(App and web page records)
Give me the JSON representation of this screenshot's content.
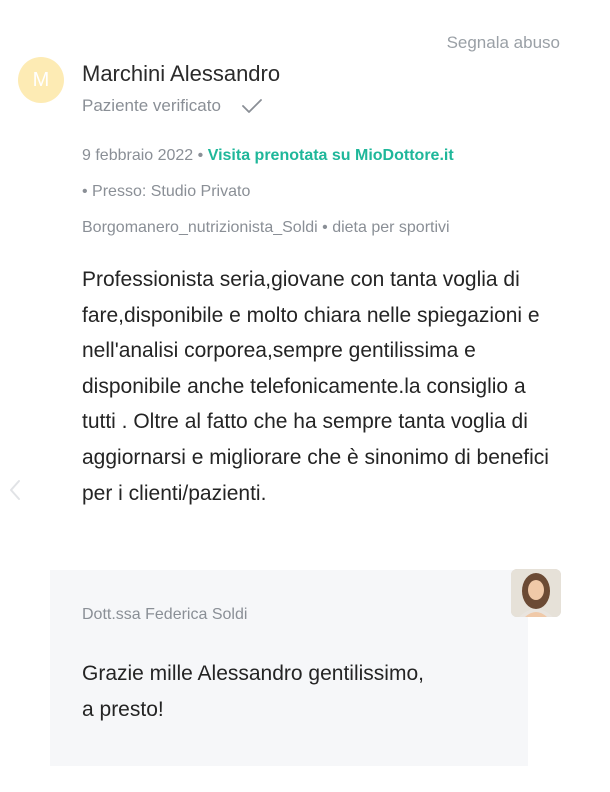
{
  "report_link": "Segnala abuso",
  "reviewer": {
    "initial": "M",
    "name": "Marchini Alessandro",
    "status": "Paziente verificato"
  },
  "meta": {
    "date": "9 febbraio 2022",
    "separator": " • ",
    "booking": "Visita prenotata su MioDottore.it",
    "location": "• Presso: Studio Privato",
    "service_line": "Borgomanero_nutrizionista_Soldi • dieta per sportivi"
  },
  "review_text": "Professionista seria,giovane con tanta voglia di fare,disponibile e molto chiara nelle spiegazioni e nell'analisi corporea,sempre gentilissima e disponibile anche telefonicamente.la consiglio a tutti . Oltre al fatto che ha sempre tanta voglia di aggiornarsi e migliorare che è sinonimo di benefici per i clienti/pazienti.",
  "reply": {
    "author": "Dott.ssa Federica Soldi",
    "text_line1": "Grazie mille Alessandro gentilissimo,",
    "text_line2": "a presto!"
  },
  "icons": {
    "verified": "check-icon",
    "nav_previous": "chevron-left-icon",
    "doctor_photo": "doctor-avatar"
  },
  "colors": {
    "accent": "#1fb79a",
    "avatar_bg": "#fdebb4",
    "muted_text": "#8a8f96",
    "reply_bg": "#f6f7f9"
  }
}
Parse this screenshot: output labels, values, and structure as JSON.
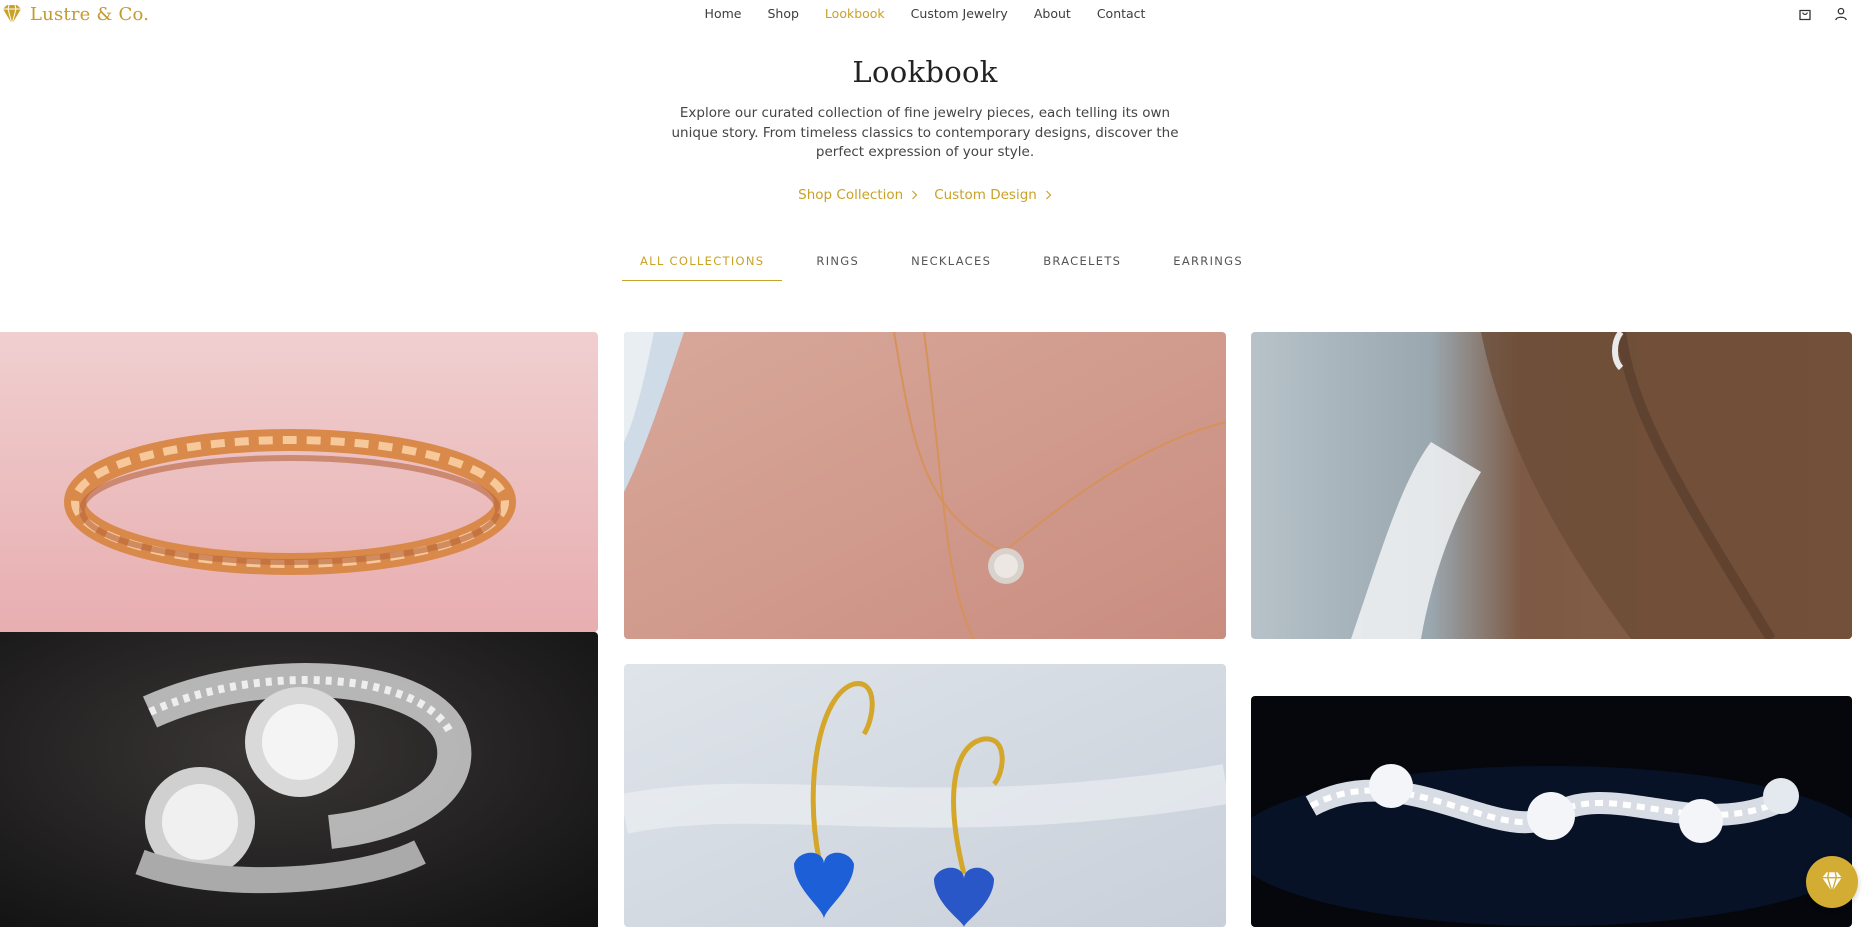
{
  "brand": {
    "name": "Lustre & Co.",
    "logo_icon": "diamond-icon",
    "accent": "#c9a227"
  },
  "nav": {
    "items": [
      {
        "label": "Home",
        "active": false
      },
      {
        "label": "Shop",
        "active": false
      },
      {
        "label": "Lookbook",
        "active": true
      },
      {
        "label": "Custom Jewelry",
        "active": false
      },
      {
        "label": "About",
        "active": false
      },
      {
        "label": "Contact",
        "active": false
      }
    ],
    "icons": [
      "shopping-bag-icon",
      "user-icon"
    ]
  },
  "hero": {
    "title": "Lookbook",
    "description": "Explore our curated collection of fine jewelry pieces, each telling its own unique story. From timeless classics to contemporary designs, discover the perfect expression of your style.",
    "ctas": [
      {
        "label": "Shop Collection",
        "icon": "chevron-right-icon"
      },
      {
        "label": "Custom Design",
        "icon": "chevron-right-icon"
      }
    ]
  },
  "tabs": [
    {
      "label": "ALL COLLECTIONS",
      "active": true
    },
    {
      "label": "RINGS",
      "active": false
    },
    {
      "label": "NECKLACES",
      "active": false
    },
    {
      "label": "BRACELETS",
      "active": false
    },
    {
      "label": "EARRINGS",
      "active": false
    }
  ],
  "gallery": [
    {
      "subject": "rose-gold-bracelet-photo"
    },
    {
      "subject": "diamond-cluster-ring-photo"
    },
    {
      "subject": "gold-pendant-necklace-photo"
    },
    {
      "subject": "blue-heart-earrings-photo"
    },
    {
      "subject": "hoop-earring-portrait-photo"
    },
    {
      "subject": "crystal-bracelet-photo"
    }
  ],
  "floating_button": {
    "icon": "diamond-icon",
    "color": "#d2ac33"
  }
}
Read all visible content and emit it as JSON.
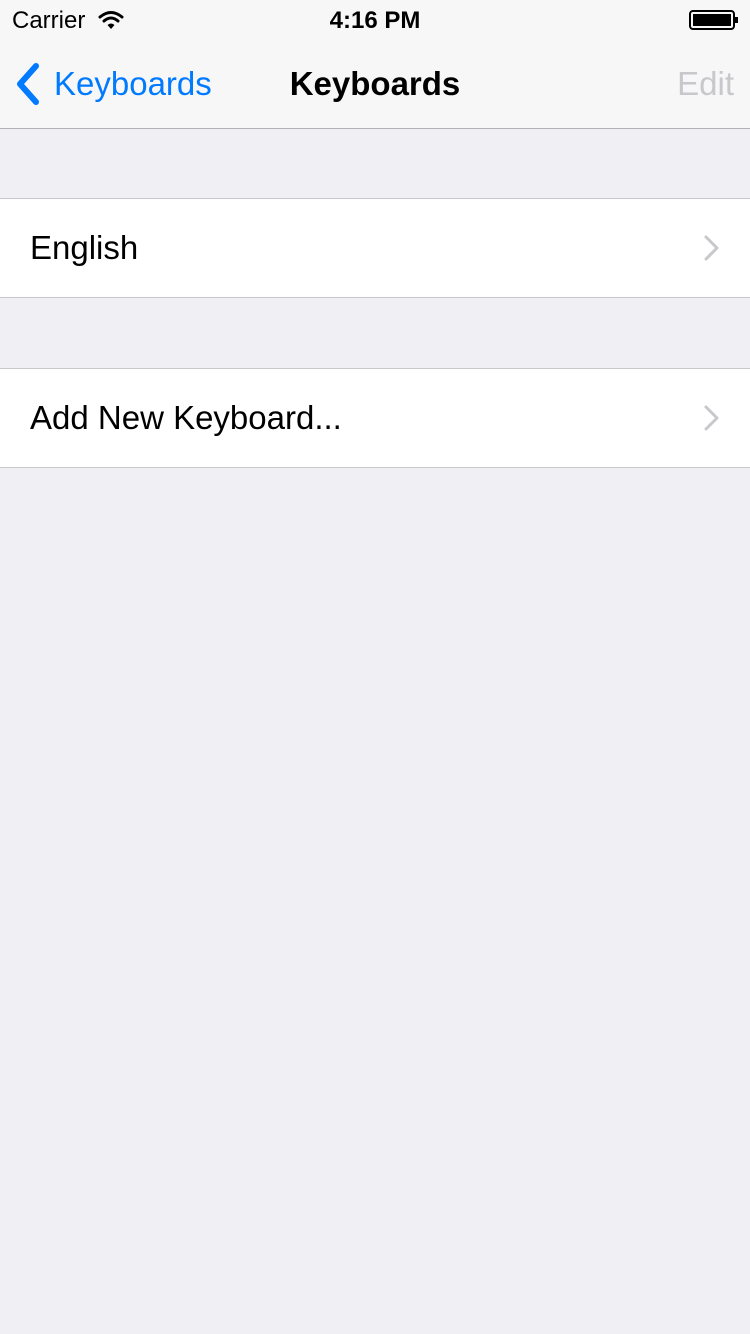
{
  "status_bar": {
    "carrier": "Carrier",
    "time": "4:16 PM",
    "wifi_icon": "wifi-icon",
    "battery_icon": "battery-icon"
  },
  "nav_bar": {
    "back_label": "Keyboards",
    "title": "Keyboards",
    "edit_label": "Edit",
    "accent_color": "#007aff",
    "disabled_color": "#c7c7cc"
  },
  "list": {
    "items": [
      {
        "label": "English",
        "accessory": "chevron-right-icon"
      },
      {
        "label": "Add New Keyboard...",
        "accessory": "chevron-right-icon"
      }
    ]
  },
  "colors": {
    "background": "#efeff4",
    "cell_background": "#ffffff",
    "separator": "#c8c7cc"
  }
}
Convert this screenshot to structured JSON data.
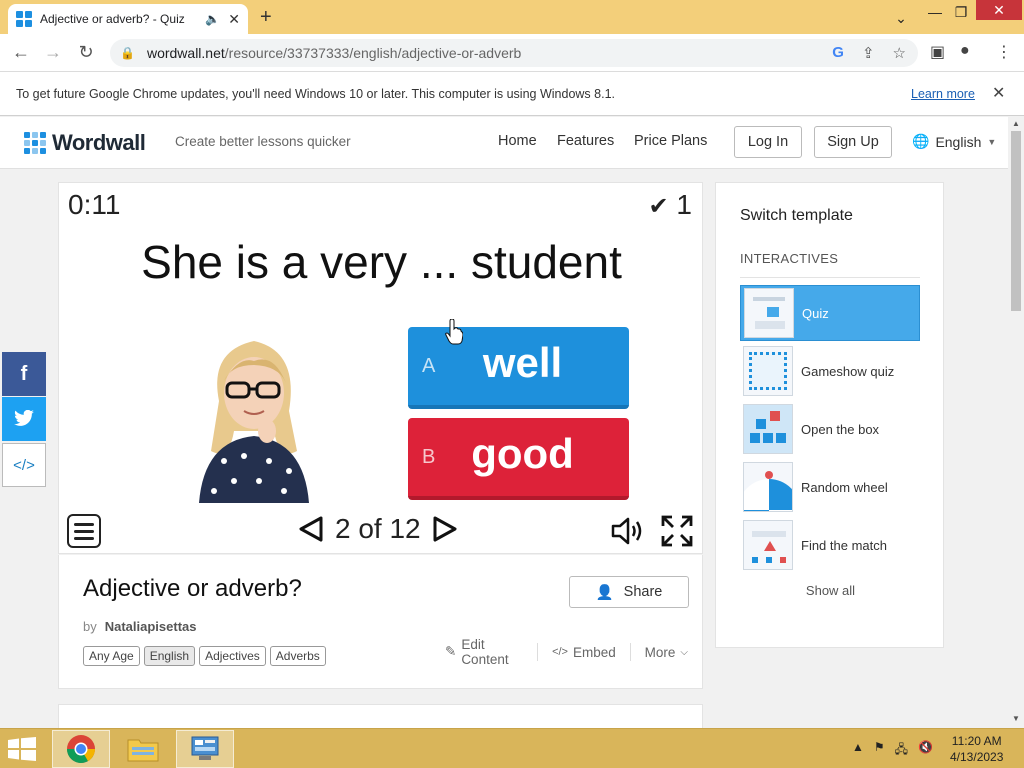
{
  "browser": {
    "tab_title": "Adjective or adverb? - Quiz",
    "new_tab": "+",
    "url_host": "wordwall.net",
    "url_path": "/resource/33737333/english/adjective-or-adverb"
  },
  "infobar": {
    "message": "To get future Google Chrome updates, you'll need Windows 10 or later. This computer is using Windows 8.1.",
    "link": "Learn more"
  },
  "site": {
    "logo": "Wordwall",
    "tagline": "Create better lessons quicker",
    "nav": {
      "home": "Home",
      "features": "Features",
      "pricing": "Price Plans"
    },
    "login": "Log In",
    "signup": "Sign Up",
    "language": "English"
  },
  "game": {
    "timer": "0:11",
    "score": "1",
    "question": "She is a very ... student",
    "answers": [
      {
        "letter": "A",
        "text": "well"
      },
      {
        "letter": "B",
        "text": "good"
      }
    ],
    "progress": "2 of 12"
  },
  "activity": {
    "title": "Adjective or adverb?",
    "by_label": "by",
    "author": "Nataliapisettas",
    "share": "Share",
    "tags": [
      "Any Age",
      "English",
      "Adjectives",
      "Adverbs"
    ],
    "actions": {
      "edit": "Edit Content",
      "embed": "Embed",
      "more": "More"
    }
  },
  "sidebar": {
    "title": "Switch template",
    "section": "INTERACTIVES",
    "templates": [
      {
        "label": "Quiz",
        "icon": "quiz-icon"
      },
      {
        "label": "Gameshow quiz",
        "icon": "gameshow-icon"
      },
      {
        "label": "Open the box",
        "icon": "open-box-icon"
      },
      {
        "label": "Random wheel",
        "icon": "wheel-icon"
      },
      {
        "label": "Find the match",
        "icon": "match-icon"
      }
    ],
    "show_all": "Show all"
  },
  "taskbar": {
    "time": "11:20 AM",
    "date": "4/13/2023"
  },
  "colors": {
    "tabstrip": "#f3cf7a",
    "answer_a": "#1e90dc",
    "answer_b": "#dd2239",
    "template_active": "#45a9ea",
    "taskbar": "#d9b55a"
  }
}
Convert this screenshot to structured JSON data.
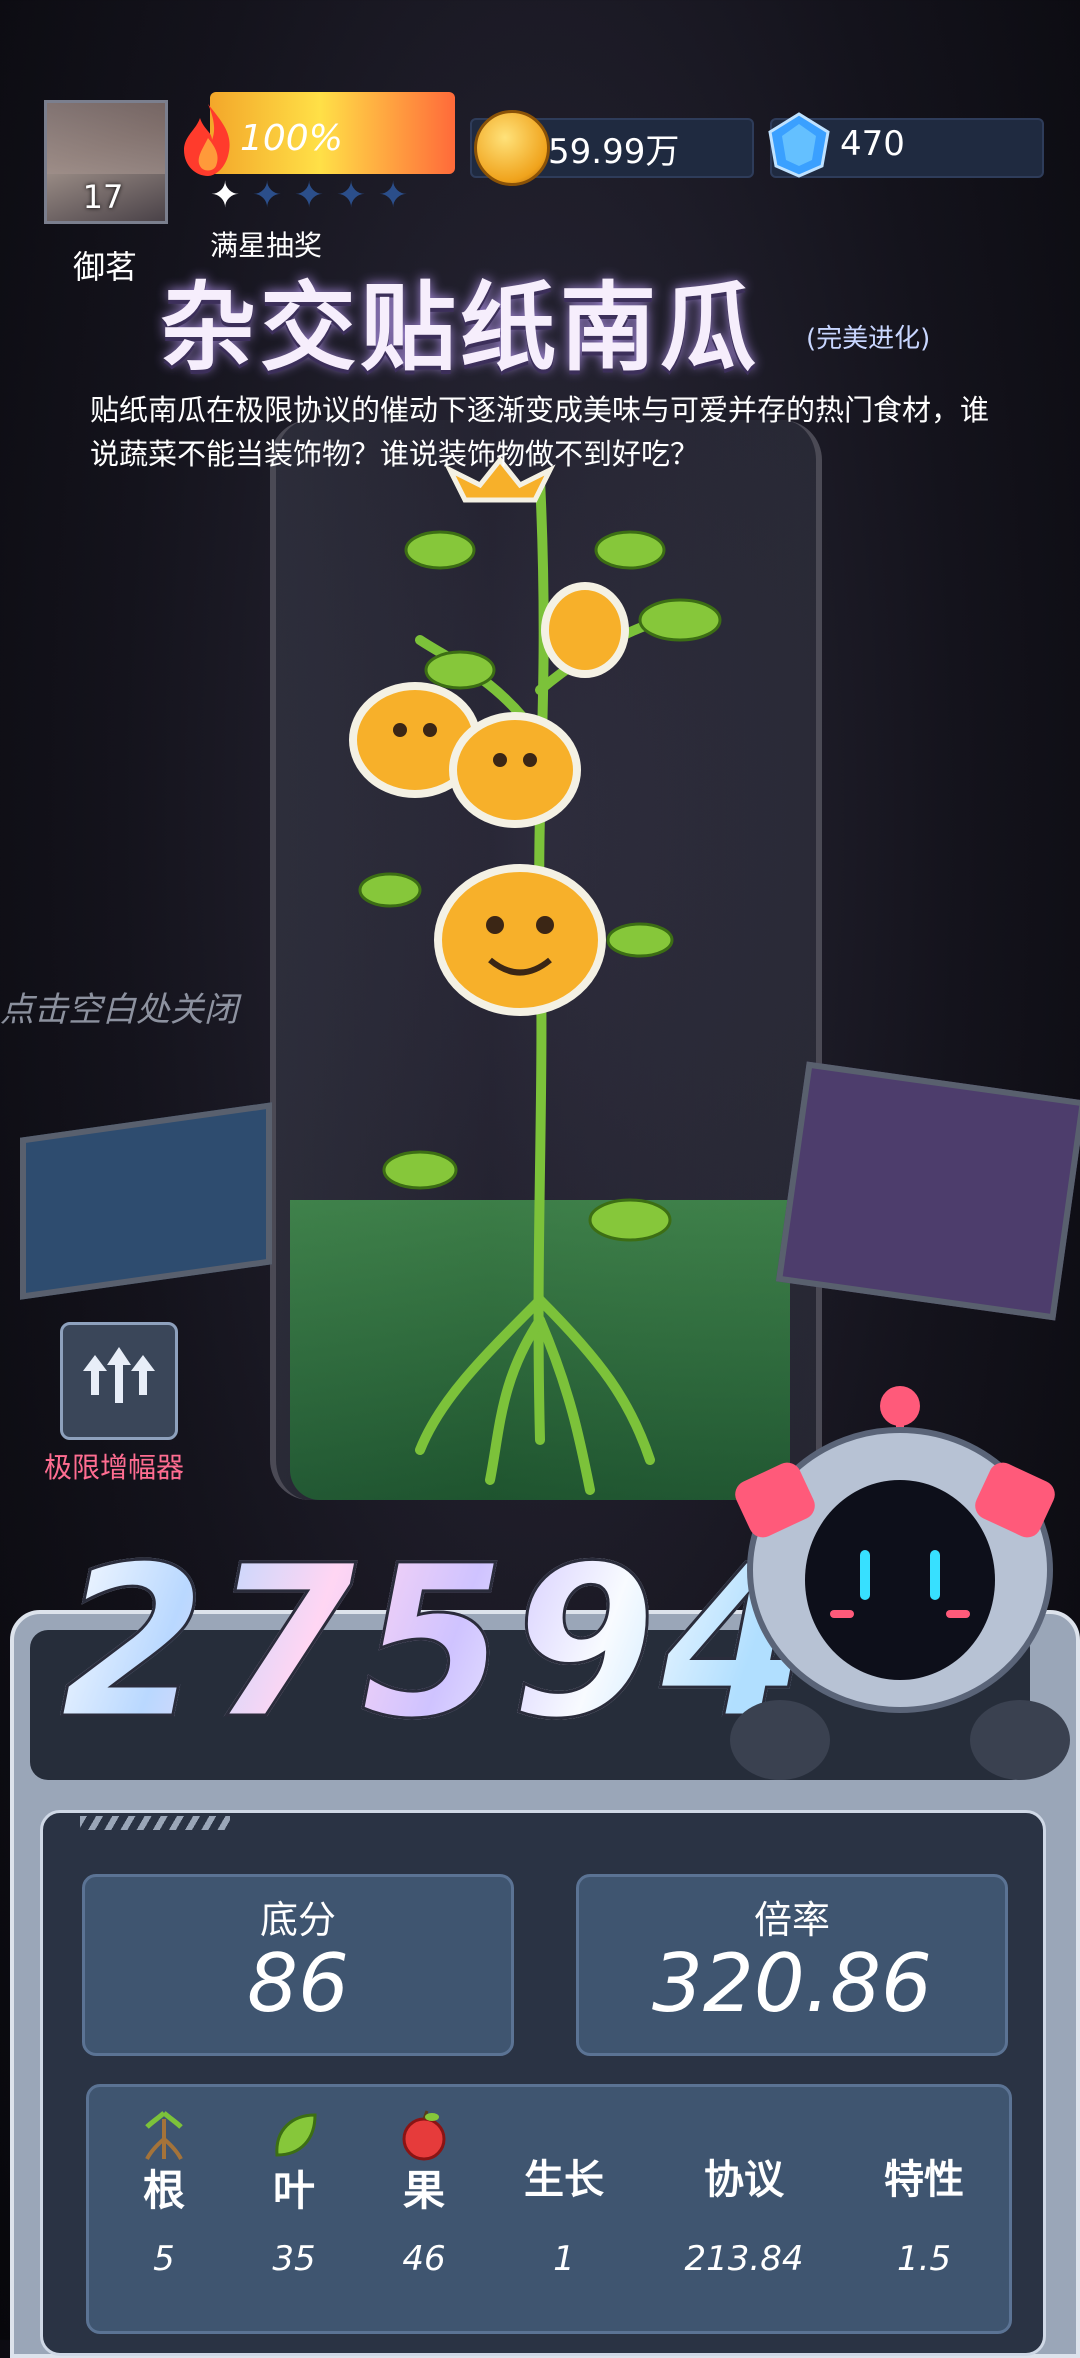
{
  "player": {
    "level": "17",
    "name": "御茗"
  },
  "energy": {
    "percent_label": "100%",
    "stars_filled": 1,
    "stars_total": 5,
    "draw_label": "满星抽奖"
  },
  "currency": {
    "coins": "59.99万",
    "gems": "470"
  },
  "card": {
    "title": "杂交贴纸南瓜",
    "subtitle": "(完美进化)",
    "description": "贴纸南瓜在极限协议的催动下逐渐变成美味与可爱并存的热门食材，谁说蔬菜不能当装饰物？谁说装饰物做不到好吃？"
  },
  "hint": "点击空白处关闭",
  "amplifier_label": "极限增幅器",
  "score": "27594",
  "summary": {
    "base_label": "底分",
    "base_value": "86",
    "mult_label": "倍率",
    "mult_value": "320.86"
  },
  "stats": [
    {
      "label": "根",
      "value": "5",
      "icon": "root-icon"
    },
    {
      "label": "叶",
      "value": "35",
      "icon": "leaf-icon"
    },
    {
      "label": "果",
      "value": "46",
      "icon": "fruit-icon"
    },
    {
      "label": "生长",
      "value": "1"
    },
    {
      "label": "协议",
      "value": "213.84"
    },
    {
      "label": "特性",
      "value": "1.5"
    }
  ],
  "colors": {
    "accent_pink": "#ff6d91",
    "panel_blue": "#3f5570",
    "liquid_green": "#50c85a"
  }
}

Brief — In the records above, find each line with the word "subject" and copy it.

Written answer —
      "subject": "rose-gold-bracelet-photo"
      "subject": "diamond-cluster-ring-photo"
      "subject": "gold-pendant-necklace-photo"
      "subject": "blue-heart-earrings-photo"
      "subject": "hoop-earring-portrait-photo"
      "subject": "crystal-bracelet-photo"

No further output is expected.